  • 2006 – Redneck Jazz Explosion, Vol. 2 (live December 30 & 31, 1978)
  • 2007 – Live in 1977: The Humbler Stakes His Claim
  • 2011 – Blue Skies Calling, a CD by Boy Wells includes nearly an hour of Gatton and Wells playing in his living room. "Danny called me before he died and asked me to put a vocal tape together for his label at the time. He needed a singer after his singer, Billy Windsor, had passed. He remained a friend, a good one all those years. This lesson was in the late '70s; it's me and Danny in the living room of his house on Holly Lane in Indian Head, Maryland. It's killer stuff."[15]

See also[edit]
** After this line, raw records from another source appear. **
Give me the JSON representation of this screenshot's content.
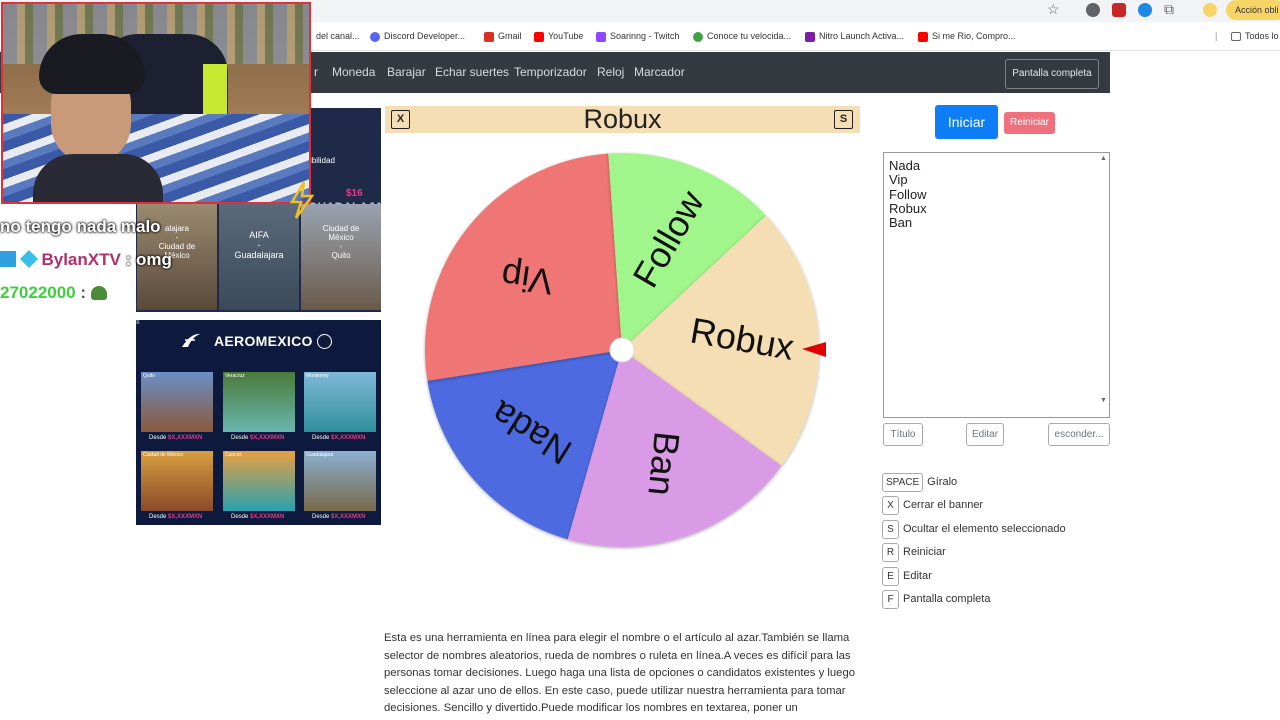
{
  "browser": {
    "bookmarks": [
      {
        "label": "del canal...",
        "color": "#e53935"
      },
      {
        "label": "Discord Developer...",
        "color": "#5865f2"
      },
      {
        "label": "Gmail",
        "color": "#d93025"
      },
      {
        "label": "YouTube",
        "color": "#ff0000"
      },
      {
        "label": "Soarinng - Twitch",
        "color": "#9146ff"
      },
      {
        "label": "Conoce tu velocida...",
        "color": "#43a047"
      },
      {
        "label": "Nitro Launch Activa...",
        "color": "#7b1fa2"
      },
      {
        "label": "Si me Rio, Compro...",
        "color": "#ff0000"
      },
      {
        "label": "Todos lo",
        "color": "#888888"
      }
    ],
    "action_label": "Acción obli",
    "star_icon": "star-icon"
  },
  "nav": {
    "items": [
      "r",
      "Moneda",
      "Barajar",
      "Echar suertes",
      "Temporizador",
      "Reloj",
      "Marcador"
    ],
    "fullscreen": "Pantalla completa"
  },
  "wheel": {
    "title": "Robux",
    "close_key": "X",
    "hide_key": "S",
    "segments": [
      {
        "label": "Nada",
        "color": "#4e6ae0"
      },
      {
        "label": "Vip",
        "color": "#f07474"
      },
      {
        "label": "Follow",
        "color": "#a0f58b"
      },
      {
        "label": "Robux",
        "color": "#f5deb3"
      },
      {
        "label": "Ban",
        "color": "#d99ae6"
      }
    ],
    "pointer_color": "#e00000"
  },
  "controls": {
    "start": "Iniciar",
    "reset": "Reiniciar",
    "names": [
      "Nada",
      "Vip",
      "Follow",
      "Robux",
      "Ban"
    ],
    "title_btn": "Título",
    "edit_btn": "Editar",
    "hide_btn": "esconder..."
  },
  "shortcuts": [
    {
      "key": "SPACE",
      "label": "Gíralo"
    },
    {
      "key": "X",
      "label": "Cerrar el banner"
    },
    {
      "key": "S",
      "label": "Ocultar el elemento seleccionado"
    },
    {
      "key": "R",
      "label": "Reiniciar"
    },
    {
      "key": "E",
      "label": "Editar"
    },
    {
      "key": "F",
      "label": "Pantalla completa"
    }
  ],
  "description": "Esta es una herramienta en línea para elegir el nombre o el artículo al azar.También se llama selector de nombres aleatorios, rueda de nombres o ruleta en línea.A veces es difícil para las personas tomar decisiones. Luego haga una lista de opciones o candidatos existentes y luego seleccione al azar uno de ellos. En este caso, puede utilizar nuestra herramienta para tomar decisiones. Sencillo y divertido.Puede modificar los nombres en textarea, poner un",
  "ad_top": {
    "accessibility": "ibilidad",
    "city_right": "GUADALAJA",
    "price_top": "$16",
    "routes": [
      "alajara\n-\nCiudad de\nMéxico",
      "AIFA\n-\nGuadalajara",
      "Ciudad de\nMéxico\n-\nQuito"
    ]
  },
  "ad_bottom": {
    "brand": "AEROMEXICO",
    "destinations": [
      {
        "name": "Quito",
        "price_label": "Desde",
        "price": "$X,XXXMXN",
        "colors": [
          "#6b8fc7",
          "#8a5a3a"
        ]
      },
      {
        "name": "Veracruz",
        "price_label": "Desde",
        "price": "$X,XXXMXN",
        "colors": [
          "#4a7a3a",
          "#6ab6b0"
        ]
      },
      {
        "name": "Monterrey",
        "price_label": "Desde",
        "price": "$X,XXXMXN",
        "colors": [
          "#7fb8d8",
          "#2f8f9a"
        ]
      },
      {
        "name": "Ciudad de México",
        "price_label": "Desde",
        "price": "$X,XXXMXN",
        "colors": [
          "#d8a040",
          "#8a4a2a"
        ]
      },
      {
        "name": "Cancún",
        "price_label": "Desde",
        "price": "$X,XXXMXN",
        "colors": [
          "#e8a040",
          "#2aa0b0"
        ]
      },
      {
        "name": "Guadalajara",
        "price_label": "Desde",
        "price": "$X,XXXMXN",
        "colors": [
          "#8ab0d0",
          "#7a6a4a"
        ]
      }
    ]
  },
  "chat": [
    {
      "user": "",
      "message": "no tengo nada malo",
      "user_color": "#ffffff",
      "msg_color": "#ffffff"
    },
    {
      "user": "BylanXTV",
      "message": ": omg",
      "user_color": "#b0306a",
      "msg_color": "#ffffff"
    },
    {
      "user": "27022000",
      "message": ":",
      "user_color": "#3ecf3e",
      "msg_color": "#ffffff"
    }
  ]
}
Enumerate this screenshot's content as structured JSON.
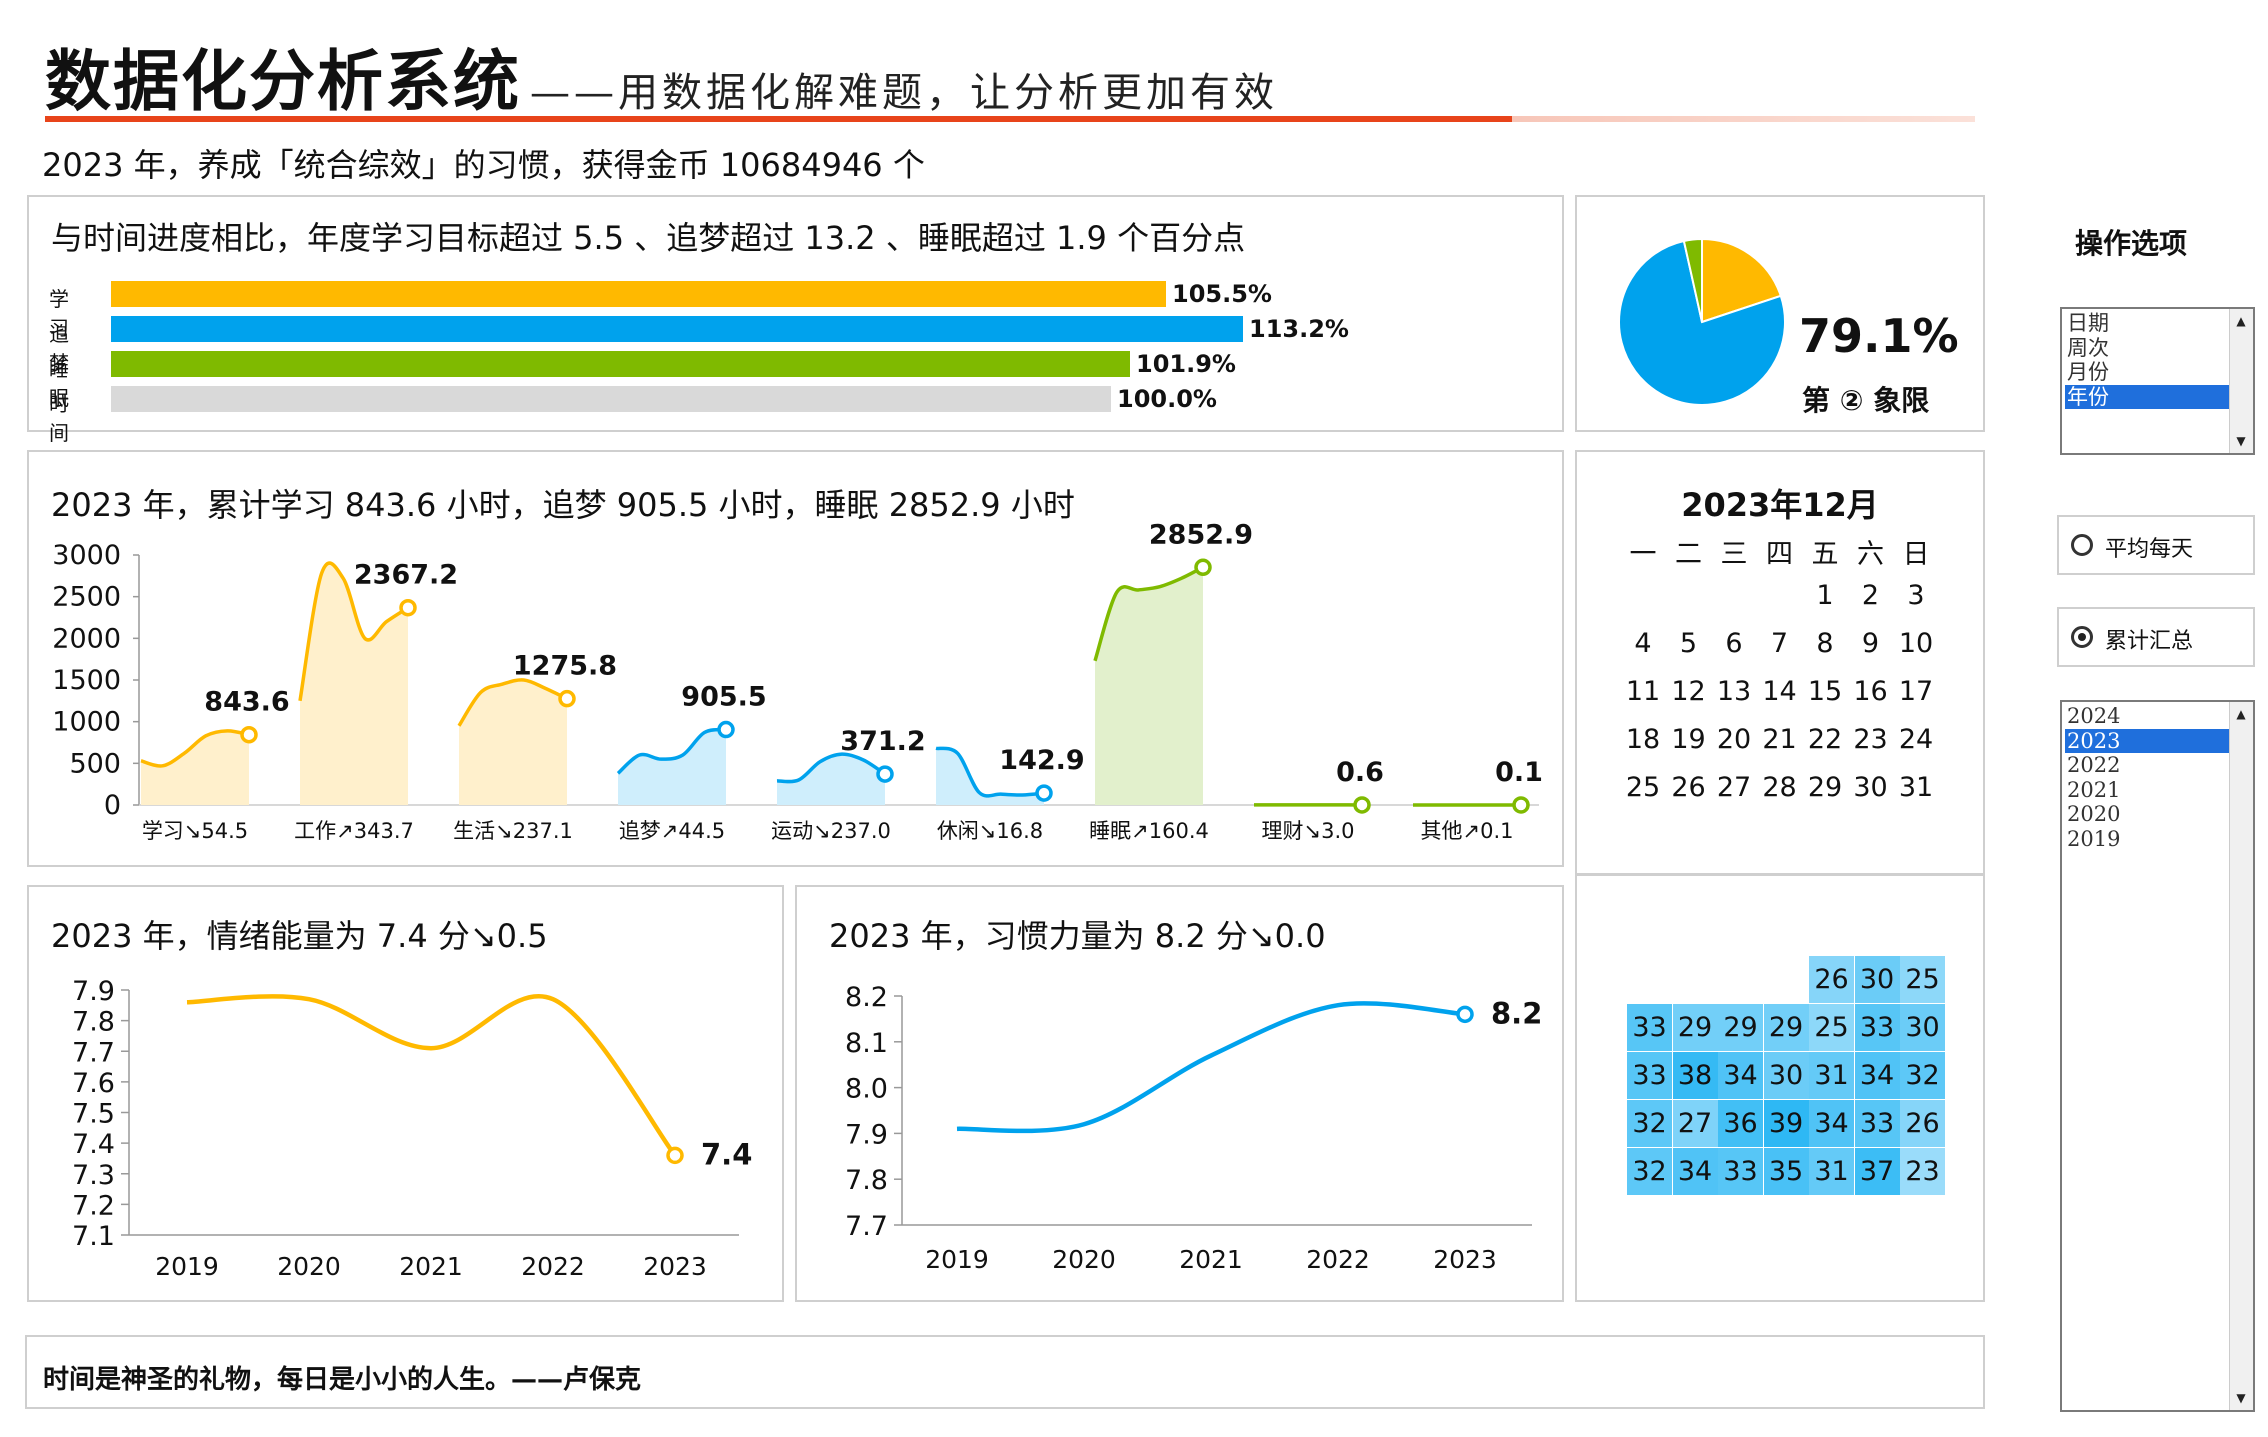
{
  "header": {
    "title": "数据化分析系统",
    "subtitle": "——用数据化解难题，让分析更加有效",
    "summary": "2023 年，养成「统合综效」的习惯，获得金币 10684946 个"
  },
  "progress_panel": {
    "title": "与时间进度相比，年度学习目标超过 5.5 、追梦超过 13.2 、睡眠超过 1.9 个百分点",
    "bars": [
      {
        "label": "学习",
        "value_text": "105.5%",
        "value": 105.5,
        "color": "#ffb900"
      },
      {
        "label": "追梦",
        "value_text": "113.2%",
        "value": 113.2,
        "color": "#00a2ed"
      },
      {
        "label": "睡眠",
        "value_text": "101.9%",
        "value": 101.9,
        "color": "#7fba00"
      },
      {
        "label": "时间",
        "value_text": "100.0%",
        "value": 100.0,
        "color": "#d9d9d9"
      }
    ]
  },
  "pie_panel": {
    "percent": "79.1%",
    "quadrant": "第 ② 象限",
    "chart_data": {
      "type": "pie",
      "slices": [
        {
          "value": 19.9,
          "color": "#ffb900"
        },
        {
          "value": 76.6,
          "color": "#00a2ed"
        },
        {
          "value": 3.5,
          "color": "#7fba00"
        }
      ]
    }
  },
  "hours_panel": {
    "title": "2023 年，累计学习 843.6 小时，追梦 905.5 小时，睡眠 2852.9 小时",
    "chart_data": {
      "type": "area",
      "yticks": [
        "3000",
        "2500",
        "2000",
        "1500",
        "1000",
        "500",
        "0"
      ],
      "ylim": [
        0,
        3000
      ],
      "categories": [
        {
          "label": "学习↘54.5",
          "end_label": "843.6",
          "values": [
            530,
            470,
            620,
            830,
            890,
            843.6
          ],
          "color": "#ffb900",
          "fill": "#fff0cc"
        },
        {
          "label": "工作↗343.7",
          "end_label": "2367.2",
          "values": [
            1250,
            2780,
            2720,
            2000,
            2200,
            2367.2
          ],
          "color": "#ffb900",
          "fill": "#fff0cc"
        },
        {
          "label": "生活↘237.1",
          "end_label": "1275.8",
          "values": [
            950,
            1350,
            1450,
            1500,
            1400,
            1275.8
          ],
          "color": "#ffb900",
          "fill": "#fff0cc"
        },
        {
          "label": "追梦↗44.5",
          "end_label": "905.5",
          "values": [
            380,
            600,
            550,
            600,
            870,
            905.5
          ],
          "color": "#00a2ed",
          "fill": "#cfeefc"
        },
        {
          "label": "运动↘237.0",
          "end_label": "371.2",
          "values": [
            290,
            300,
            520,
            610,
            540,
            371.2
          ],
          "color": "#00a2ed",
          "fill": "#cfeefc"
        },
        {
          "label": "休闲↘16.8",
          "end_label": "142.9",
          "values": [
            680,
            620,
            150,
            130,
            120,
            142.9
          ],
          "color": "#00a2ed",
          "fill": "#cfeefc"
        },
        {
          "label": "睡眠↗160.4",
          "end_label": "2852.9",
          "values": [
            1730,
            2550,
            2580,
            2620,
            2720,
            2852.9
          ],
          "color": "#7fba00",
          "fill": "#e2f0cc"
        },
        {
          "label": "理财↘3.0",
          "end_label": "0.6",
          "values": [
            2,
            1,
            1,
            1,
            1,
            0.6
          ],
          "color": "#7fba00",
          "fill": "#e2f0cc"
        },
        {
          "label": "其他↗0.1",
          "end_label": "0.1",
          "values": [
            0,
            0,
            0,
            0,
            0,
            0.1
          ],
          "color": "#7fba00",
          "fill": "#e2f0cc"
        }
      ]
    }
  },
  "emotion_panel": {
    "title": "2023 年，情绪能量为 7.4 分↘0.5",
    "end_label": "7.4",
    "chart_data": {
      "type": "line",
      "x": [
        "2019",
        "2020",
        "2021",
        "2022",
        "2023"
      ],
      "values": [
        7.86,
        7.87,
        7.71,
        7.87,
        7.36
      ],
      "yticks": [
        "7.9",
        "7.8",
        "7.7",
        "7.6",
        "7.5",
        "7.4",
        "7.3",
        "7.2",
        "7.1"
      ],
      "ylim": [
        7.1,
        7.9
      ],
      "color": "#ffb900"
    }
  },
  "habit_panel": {
    "title": "2023 年，习惯力量为 8.2 分↘0.0",
    "end_label": "8.2",
    "chart_data": {
      "type": "line",
      "x": [
        "2019",
        "2020",
        "2021",
        "2022",
        "2023"
      ],
      "values": [
        7.91,
        7.92,
        8.07,
        8.18,
        8.16
      ],
      "yticks": [
        "8.2",
        "8.1",
        "8.0",
        "7.9",
        "7.8",
        "7.7"
      ],
      "ylim": [
        7.7,
        8.2
      ],
      "color": "#00a2ed"
    }
  },
  "calendar": {
    "title": "2023年12月",
    "weekdays": [
      "一",
      "二",
      "三",
      "四",
      "五",
      "六",
      "日"
    ],
    "weeks": [
      [
        "",
        "",
        "",
        "",
        "1",
        "2",
        "3"
      ],
      [
        "4",
        "5",
        "6",
        "7",
        "8",
        "9",
        "10"
      ],
      [
        "11",
        "12",
        "13",
        "14",
        "15",
        "16",
        "17"
      ],
      [
        "18",
        "19",
        "20",
        "21",
        "22",
        "23",
        "24"
      ],
      [
        "25",
        "26",
        "27",
        "28",
        "29",
        "30",
        "31"
      ]
    ]
  },
  "heatmap": {
    "rows": [
      [
        "",
        "",
        "",
        "",
        "26",
        "30",
        "25"
      ],
      [
        "33",
        "29",
        "29",
        "29",
        "25",
        "33",
        "30"
      ],
      [
        "33",
        "38",
        "34",
        "30",
        "31",
        "34",
        "32"
      ],
      [
        "32",
        "27",
        "36",
        "39",
        "34",
        "33",
        "26"
      ],
      [
        "32",
        "34",
        "33",
        "35",
        "31",
        "37",
        "23"
      ]
    ]
  },
  "quote": "时间是神圣的礼物，每日是小小的人生。——卢保克",
  "controls": {
    "title": "操作选项",
    "period_list": {
      "items": [
        "日期",
        "周次",
        "月份",
        "年份"
      ],
      "selected": "年份"
    },
    "radios": [
      {
        "label": "平均每天",
        "checked": false
      },
      {
        "label": "累计汇总",
        "checked": true
      }
    ],
    "year_list": {
      "items": [
        "2024",
        "2023",
        "2022",
        "2021",
        "2020",
        "2019"
      ],
      "selected": "2023"
    }
  }
}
  1. ^ "The 100 Greatest Guitarists of All Time". Rolling Stone. Retrieved 2011-10-30. 
  2. ^ "Top 50 Guitarists of All Time – 30 to 21". Gibson. Retrieved 2011-10-30. 
  3. ^ "Danny Gatton, The Humbler | RCR | American Roots Music". Rubbercityreview.com. 2010-09-24. Retrieved 2016-08-10. 
  4. ^ a b c Harrington, Richard (1994-10-06). "October 4th, 1994 - THE HUMBLER - Danny Gatton". Thehumblermovie.com. Retrieved 2016-08-10. 
  5. ^ Jesse Gress (2007-10-02). "10 Things You Gotta Do to Play Like Danny Gatton". GuitarPlayer.com. Retrieved 2016-08-10. 
  6. ^ a b Heibutzki, Ralph (2003). Unfinished Business: The Life & Times of Danny Gatton. Backbeat Books, San Francisco. ISBN 0-87930-748-X. 
  7. ^ "The Definitive Danny Gatton Web Site". Dannygatton.com. Retrieved 2014-02-24. 
  8. ^ a b "Danny Gatton: 'World's Greatest Unknown Guitarist'". NPR. October 4, 2009. Retrieved 2014-02-24. 
  9. ^ Herndon, David (January 9, 1995). "A Tribute to Danny Gatton". Newsday. Retrieved January 4, 2011. 
  10. ^ "Chairman Ralph's Ministry Of Truth". Chairmanralph.com. Retrieved 2015-10-26. 
  11. ^ "Playlist: Danny Gatton « Guitar Aficionado". Guitaraficionado.com. November 15, 2011. Retrieved 2014-02-24. 
  12. ^ "Albert Lee Interview : Guitar Interviews". Guitarinternational.com. Retrieved 2014-02-24. 
  13. ^ "danny gatton – YouTube". M.youtube.com. April 10, 1989. Retrieved 2014-02-24. 
  14. ^ "Danny Gatton at Gallagher's – YouTube". M.youtube.com. December 23, 2006. Retrieved 2014-02-24. 
  15. ^ "Bman's Blues Report: Marcel Marsupial Records artist: Boy Wells – Blue Skies Calling – New Release Review". Bmansbluesreport.com. December 1, 2011. Retrieved 2014-02-24. 

Further reading[edit]

External links[edit]